March 19th, 2019
Hope strikes out? Tigers hard-pressed
to avoid third straight 98-loss season
By KEITH GAVE
From where and when I sit at the moment, the Detroit Tigers are about 20 minutes away from the first pitch in Toronto – opening a can of new baseball season. Springtime and baseball, redundant in my world since the day my father slipped an ill-fitting, three-fingered mitt over my 5-year-old hand and produced a shiny white rubber baseball and threw it against the side of our apartment building.
The ball bounced back and hit me in the chin, and I’ve been in love with the game ever since.
A new world begins today, a time of hope and promise. But in what is essentially the third year of a rebuilding process, hope is a lot harder to come by, and promise caught a cab years ago. About when Tigers GM Dave Dombrowski was unceremoniously fired, only to go to Boston to build a World Series champion there.

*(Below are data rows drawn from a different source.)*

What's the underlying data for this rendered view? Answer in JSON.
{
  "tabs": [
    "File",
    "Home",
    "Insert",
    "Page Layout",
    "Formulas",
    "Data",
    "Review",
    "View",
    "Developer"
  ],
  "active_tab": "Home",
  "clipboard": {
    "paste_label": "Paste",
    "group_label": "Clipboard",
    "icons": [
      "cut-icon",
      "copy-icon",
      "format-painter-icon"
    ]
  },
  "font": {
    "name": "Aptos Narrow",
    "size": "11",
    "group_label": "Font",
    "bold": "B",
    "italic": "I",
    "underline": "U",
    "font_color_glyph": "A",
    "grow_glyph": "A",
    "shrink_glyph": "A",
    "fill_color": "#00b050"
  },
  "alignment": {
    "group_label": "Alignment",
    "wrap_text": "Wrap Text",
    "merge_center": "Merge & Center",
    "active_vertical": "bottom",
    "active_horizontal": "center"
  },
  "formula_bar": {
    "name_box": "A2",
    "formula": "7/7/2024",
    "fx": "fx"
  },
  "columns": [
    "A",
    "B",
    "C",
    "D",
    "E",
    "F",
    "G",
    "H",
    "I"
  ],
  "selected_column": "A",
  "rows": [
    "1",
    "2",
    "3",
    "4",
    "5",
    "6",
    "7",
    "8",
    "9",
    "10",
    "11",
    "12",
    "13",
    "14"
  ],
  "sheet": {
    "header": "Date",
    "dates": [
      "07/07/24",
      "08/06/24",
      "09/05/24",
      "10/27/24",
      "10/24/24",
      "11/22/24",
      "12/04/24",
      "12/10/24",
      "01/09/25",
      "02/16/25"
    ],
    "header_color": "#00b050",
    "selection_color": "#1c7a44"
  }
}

Here in Detroit, we should be celebrating the healthy return of Miguel Cabrera, the Hall of Fame-bound first-baseman who we should see transition into a designated hitter over the next few seasons. If he stays healthy. And that is a monumental if. We’ve seen enough now to know he’s only one hard swing-and-a-miss from perhaps an injury that would end his career.
Sorry, that’s the cynic at the keyboard right now, they guy who finds it difficult to believe the Tigers will improve much, if at all, from the back-to-back 98-loss seasons the past two years.
Not with how they’re “built” down the middle, the baseline measure of any ballclub. Face it, the Tigers begin the season without an everyday MLB catcher; Grayson Greiner and John Hicks, both better suited as capable backups, will share the duties.
At short and second, they have a reclaimed combination from a mediocre Pittsburgh club;2B Josh Harrison should be a fixture at the top of the lineup, and steady but not flashy SS Jordy Mercer will be a fixture near the very bottom.
And in center the Tigers boast the statistically best defensive outfielder in all of baseball in Jacoby Jones – but he will miss the first 2-3 weeks of the season with a sprained left shoulder. And when he’s healthy he struggles to put the ball in play with his bat.
The rest of the roster is. . . interesting, at best. At the corners, the Tigers boast power at the play, with Cabrera batting third and 3B Jeimer Candelario hitting cleanup. But both are average, at best, defensively. Same goes for the corners in the outfield with Christin Stewart in left and Nick Castellanos in right. Stewart had a sublime spring, and Castellanos seems poised for a monster year as he enters the prime of his career. Both, however, are less than efficient defensive players.
Mikie Mahtook is probably their best outfielder – when he plays either corner. But he’ll be pressed into action at center in Jones’ absence, spelled by Nikko Goodrum, one of the most efficient and versatile utility players in all of baseball.
Detroit’s starting rotation instills fear in nobody, and it begins the season missing one of its cornerstones. Former Rookie of the Year Michael Fulmer is gone until mid-2020, at least, to undergo Tommy John surgery and up to 15 months of rehab. So that answers the question of whether or not he could stay healthy. Same goes for Jordan Zimmermann, the Opening Day starter whose three-year stint with Detroit has been plagued by injuries.
Can lefthander Matthew Boyd find consistency his game? If he does he will emerge as the ace of this meager staff.
Can RHP Tyson Ross, LHP Matt Moore and RHP Spencer Turnbull – all best options as a fifth option in just about any MLM rotation – nail down the 3-4-5 spots? Or can Daniel Norris reclaim a starting role by finding his game – and the fastball that made him one of the best young pitching prospects in baseball – once-upon-a-time?
The Tigers have even more questions surrounding their bullpen, where they have a lot of live arms and not many assigned roles. Shane Greene was fairly effective as a closer last season, but hardly dominant. Joe Jimenez still looks like the closer in waiting, and will likely get the job by default if Greene pitches well enough to garner some value at the trade deadline.
Word around the Grapefruit Circuit this spring has been to not count the Tigers out of anything, that they just might be able to sneak up on some teams in the AL’s weak and transforming Central Division.
But as much as we like to see the glass half full, if not overflowing, on this baseball holiday, it’s hard to imagine Detroit improving much on the 98 losses we’ve endured in each of the past two seasons. It feels like the over-under is closer to 100.
‘The Russian Five’ movie, written and produced by Keith Gave, Blarney Stone Broadcasting’s sports director, is now playing in theaters around the country. Check local listings in your area.